The narrator, too, has a glassy composure at odds with the tumultuous events. On deciding to end her marriage formally, she shows neither despair nor relief, but anxiety about the etiquette. “I assumed – I had no prior experience to go on – that asking for a divorce was always discomfiting,” she says with typical understatement, “but I could not believe it was always this awkward.” Of her feelings for her new partner, Yvan, she notes that they seem more like “administration rather than passion”, and then offers a moderated gloss of Hamlet, “You cannot say you did it out of love, since at your age romantic passions have grown weak, and the heart obeys reason.

Her emotional separation from the trauma of her circumstances allows the narrator to examine the facts of her husband’s disappearance. She knows Christopher was unfaithful and she immediately identifies the hotel receptionist as the object of his attentions. We never see the narrator professionally translating, but the novel is concerned with her attempts to read the deeper meanings behind the remarks and behaviour of those around her. She finds it easy to imagine unseen contexts to conversations: an argument between Christopher’s parents, an embrace between her taxi driver and the hotel receptionist. As she writes, “Imagination, after all, costs nothing.”

Her propensity for projection is such that some things remain lost in translation. Even the most minute interactions can be misread. When Christopher’s mother comments that the two women’s love for her son connects them, “she was looking over my shoulder, as if watching someone approach . . . she was staring at nothing”. The novel occupies this imaginative negative space: the gap between what people think and how they appear.

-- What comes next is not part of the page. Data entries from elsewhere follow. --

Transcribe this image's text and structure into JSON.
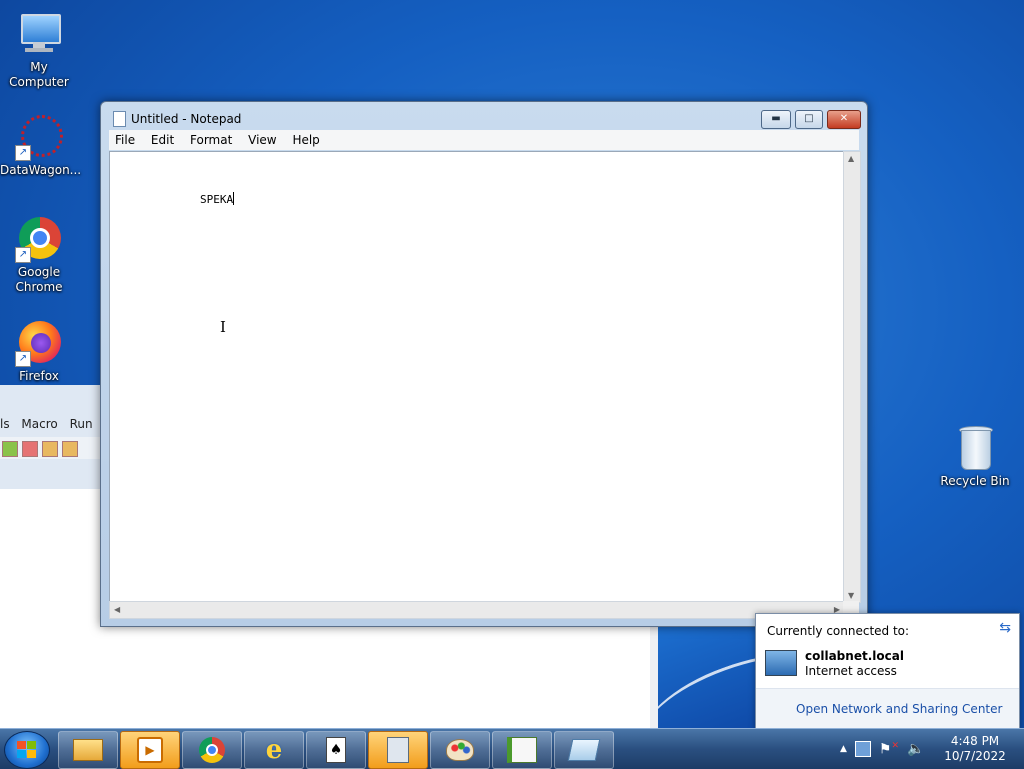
{
  "desktop": {
    "icons": [
      {
        "label": "My Computer",
        "icon": "computer-icon"
      },
      {
        "label": "DataWagon...",
        "icon": "datawagon-icon"
      },
      {
        "label": "Google Chrome",
        "icon": "chrome-icon"
      },
      {
        "label": "Firefox",
        "icon": "firefox-icon"
      },
      {
        "label": "Recycle Bin",
        "icon": "recycle-bin-icon"
      }
    ]
  },
  "background_window": {
    "menu": [
      "ls",
      "Macro",
      "Run"
    ]
  },
  "notepad": {
    "title": "Untitled - Notepad",
    "menu": [
      "File",
      "Edit",
      "Format",
      "View",
      "Help"
    ],
    "content": "SPEKA"
  },
  "network_popup": {
    "heading": "Currently connected to:",
    "network_name": "collabnet.local",
    "status": "Internet access",
    "link": "Open Network and Sharing Center"
  },
  "taskbar": {
    "pinned": [
      "windows-explorer-icon",
      "media-player-icon",
      "chrome-icon",
      "internet-explorer-icon",
      "solitaire-icon",
      "calculator-icon",
      "paint-icon",
      "macro-editor-icon",
      "notepad-icon"
    ],
    "time": "4:48 PM",
    "date": "10/7/2022"
  },
  "colors": {
    "desktop": "#1560c2",
    "taskbar": "#2a4f80",
    "link": "#1a4fa8"
  }
}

Ultimately, it is the distance between the narrator’s two selves that causes her most discomfort. How long will she allow others to read her as the concerned, loving wife? Should she admit she wants to find Christopher in order to request that they separate officially? As her search continues she notes, “There was a small but definite wedge pushing between the person I was and the person I was purporting to be.”

There is a suspenseful and menacing tone to Kitamura’s prose that might trick a reader into thinking, at first, they are in the territory of thrillers such as Gone Girl and The Girl on the Train. Both these novels, like A Separation, have narrators who defy readers’ attempts to fathom their emotional depths and to deal with questions of how well you know anyone – even your own partner. But this is a work free of sensation, or even resolution. As the narrator notes, in the shock of an event it is natural to look for a more dramatic narrative. “But in the end,” she says, “this is only chasing shadows. The real culpability is not to be found in the dark or with a stranger, but in ourselves.”

A Separation by Katie Kitamura is published by Clerkenwell Press (231pp, £12.99)

Anna Leszkiewicz is a pop culture writer at the New Statesman.

This article first appeared in the 23 March 2017 issue of the New Statesman, Trump's permanent revolution